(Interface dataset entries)

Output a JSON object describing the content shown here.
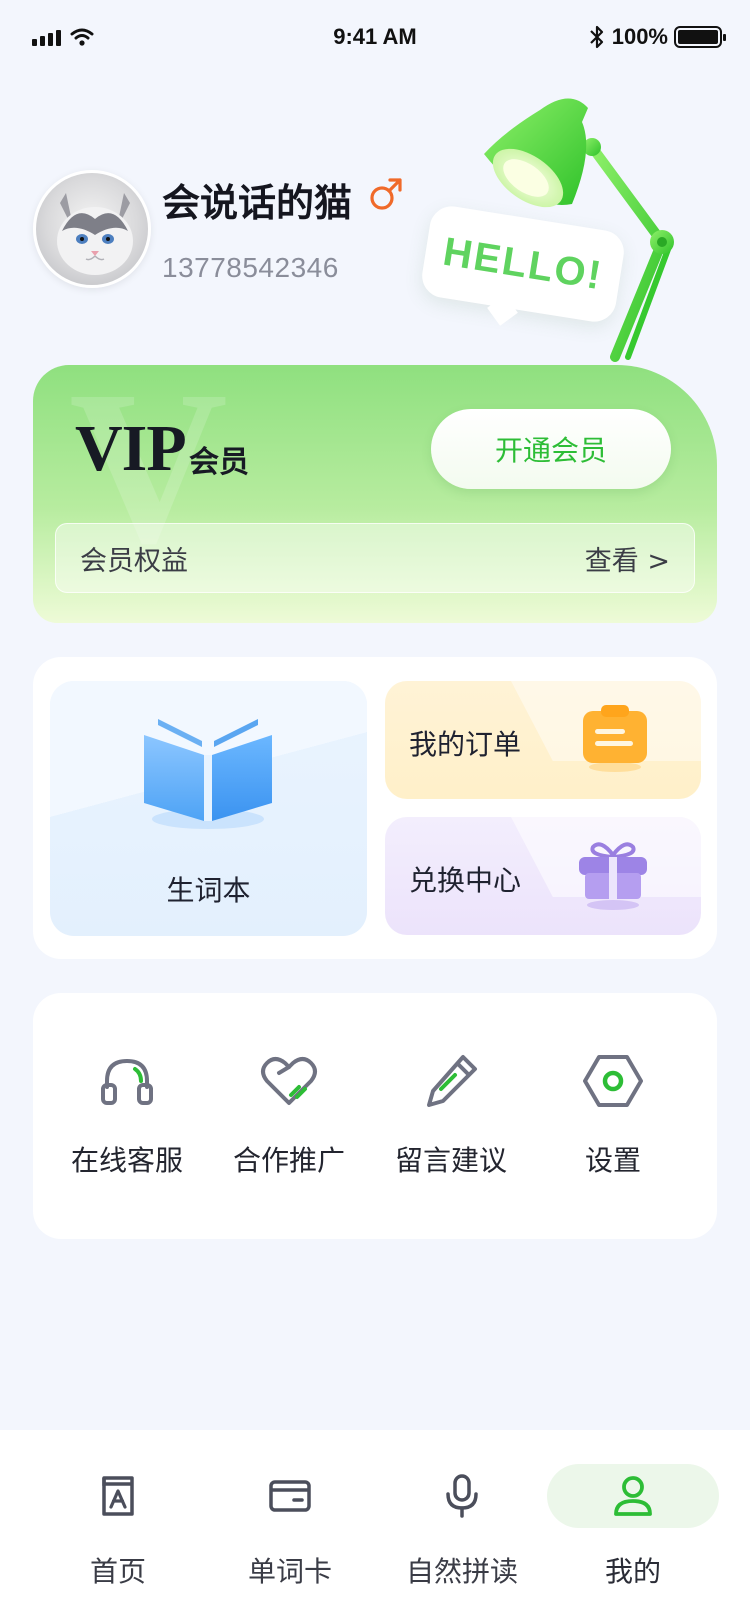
{
  "status_bar": {
    "time": "9:41 AM",
    "battery": "100%"
  },
  "profile": {
    "username": "会说话的猫",
    "gender_symbol": "♂",
    "phone": "13778542346",
    "greeting": "HELLO!"
  },
  "vip": {
    "title": "VIP",
    "subtitle": "会员",
    "open_button": "开通会员",
    "benefits_label": "会员权益",
    "benefits_link": "查看 >"
  },
  "quick": {
    "wordbook": "生词本",
    "orders": "我的订单",
    "exchange": "兑换中心"
  },
  "services": [
    {
      "label": "在线客服",
      "icon": "headset-icon"
    },
    {
      "label": "合作推广",
      "icon": "handshake-heart-icon"
    },
    {
      "label": "留言建议",
      "icon": "pencil-icon"
    },
    {
      "label": "设置",
      "icon": "settings-hexagon-icon"
    }
  ],
  "tabs": [
    {
      "label": "首页",
      "icon": "home-book-icon",
      "active": false
    },
    {
      "label": "单词卡",
      "icon": "card-icon",
      "active": false
    },
    {
      "label": "自然拼读",
      "icon": "microphone-icon",
      "active": false
    },
    {
      "label": "我的",
      "icon": "user-icon",
      "active": true
    }
  ],
  "colors": {
    "accent_green": "#2dbd36",
    "background": "#f3f6fd",
    "order_bg": "#fff0c9",
    "exchange_bg": "#ece3fb",
    "icon_gray": "#6f7282"
  }
}
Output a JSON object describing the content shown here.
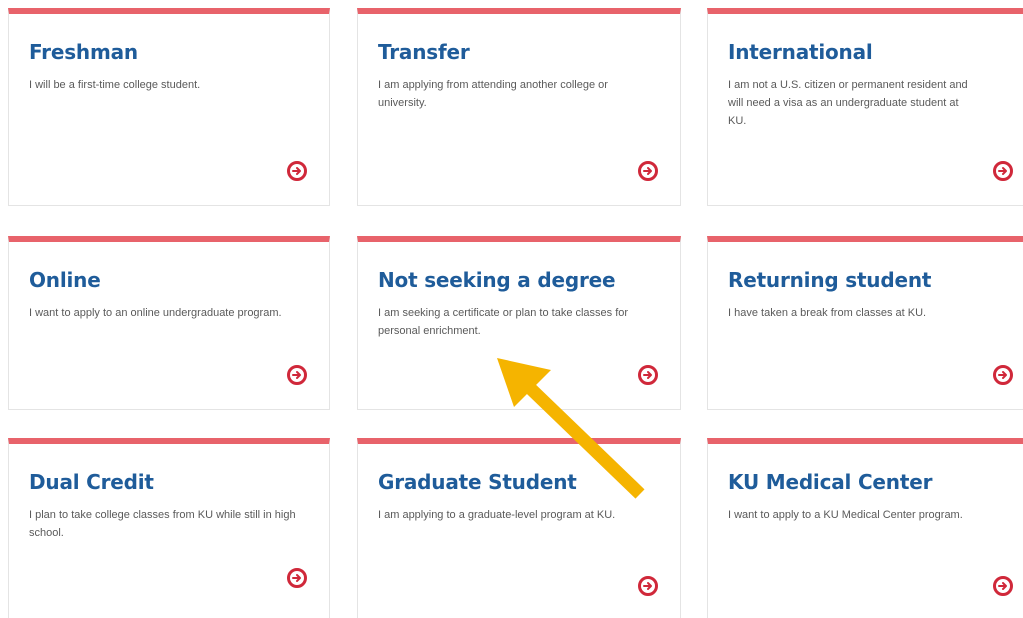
{
  "cards": [
    {
      "title": "Freshman",
      "description": "I will be a first-time college student."
    },
    {
      "title": "Transfer",
      "description": "I am applying from attending another college or university."
    },
    {
      "title": "International",
      "description": "I am not a U.S. citizen or permanent resident and will need a visa as an undergraduate student at KU."
    },
    {
      "title": "Online",
      "description": "I want to apply to an online undergraduate program."
    },
    {
      "title": "Not seeking a degree",
      "description": "I am seeking a certificate or plan to take classes for personal enrichment."
    },
    {
      "title": "Returning student",
      "description": "I have taken a break from classes at KU."
    },
    {
      "title": "Dual Credit",
      "description": "I plan to take college classes from KU while still in high school."
    },
    {
      "title": "Graduate Student",
      "description": "I am applying to a graduate-level program at KU."
    },
    {
      "title": "KU Medical Center",
      "description": "I want to apply to a KU Medical Center program."
    }
  ],
  "colors": {
    "accent_bar": "#e8636b",
    "title_blue": "#1f5c9a",
    "arrow_red": "#d0283a",
    "pointer_arrow": "#f5b400"
  },
  "icons": {
    "card_link": "circled-arrow-right-icon",
    "annotation": "pointer-arrow-icon"
  }
}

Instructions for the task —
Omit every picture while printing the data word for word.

Answer to the exercise —
Output a JSON object describing the content shown here.
{
  "status_bar": {
    "time": "9:41 AM",
    "battery": "100%"
  },
  "profile": {
    "username": "会说话的猫",
    "gender_symbol": "♂",
    "phone": "13778542346",
    "greeting": "HELLO!"
  },
  "vip": {
    "title": "VIP",
    "subtitle": "会员",
    "open_button": "开通会员",
    "benefits_label": "会员权益",
    "benefits_link": "查看 >"
  },
  "quick": {
    "wordbook": "生词本",
    "orders": "我的订单",
    "exchange": "兑换中心"
  },
  "services": [
    {
      "label": "在线客服",
      "icon": "headset-icon"
    },
    {
      "label": "合作推广",
      "icon": "handshake-heart-icon"
    },
    {
      "label": "留言建议",
      "icon": "pencil-icon"
    },
    {
      "label": "设置",
      "icon": "settings-hexagon-icon"
    }
  ],
  "tabs": [
    {
      "label": "首页",
      "icon": "home-book-icon",
      "active": false
    },
    {
      "label": "单词卡",
      "icon": "card-icon",
      "active": false
    },
    {
      "label": "自然拼读",
      "icon": "microphone-icon",
      "active": false
    },
    {
      "label": "我的",
      "icon": "user-icon",
      "active": true
    }
  ],
  "colors": {
    "accent_green": "#2dbd36",
    "background": "#f3f6fd",
    "order_bg": "#fff0c9",
    "exchange_bg": "#ece3fb",
    "icon_gray": "#6f7282"
  }
}
Output a JSON object describing the content shown here.
{
  "cards": [
    {
      "title": "Freshman",
      "description": "I will be a first-time college student."
    },
    {
      "title": "Transfer",
      "description": "I am applying from attending another college or university."
    },
    {
      "title": "International",
      "description": "I am not a U.S. citizen or permanent resident and will need a visa as an undergraduate student at KU."
    },
    {
      "title": "Online",
      "description": "I want to apply to an online undergraduate program."
    },
    {
      "title": "Not seeking a degree",
      "description": "I am seeking a certificate or plan to take classes for personal enrichment."
    },
    {
      "title": "Returning student",
      "description": "I have taken a break from classes at KU."
    },
    {
      "title": "Dual Credit",
      "description": "I plan to take college classes from KU while still in high school."
    },
    {
      "title": "Graduate Student",
      "description": "I am applying to a graduate-level program at KU."
    },
    {
      "title": "KU Medical Center",
      "description": "I want to apply to a KU Medical Center program."
    }
  ],
  "colors": {
    "accent_bar": "#e8636b",
    "title_blue": "#1f5c9a",
    "arrow_red": "#d0283a",
    "pointer_arrow": "#f5b400"
  },
  "icons": {
    "card_link": "circled-arrow-right-icon",
    "annotation": "pointer-arrow-icon"
  }
}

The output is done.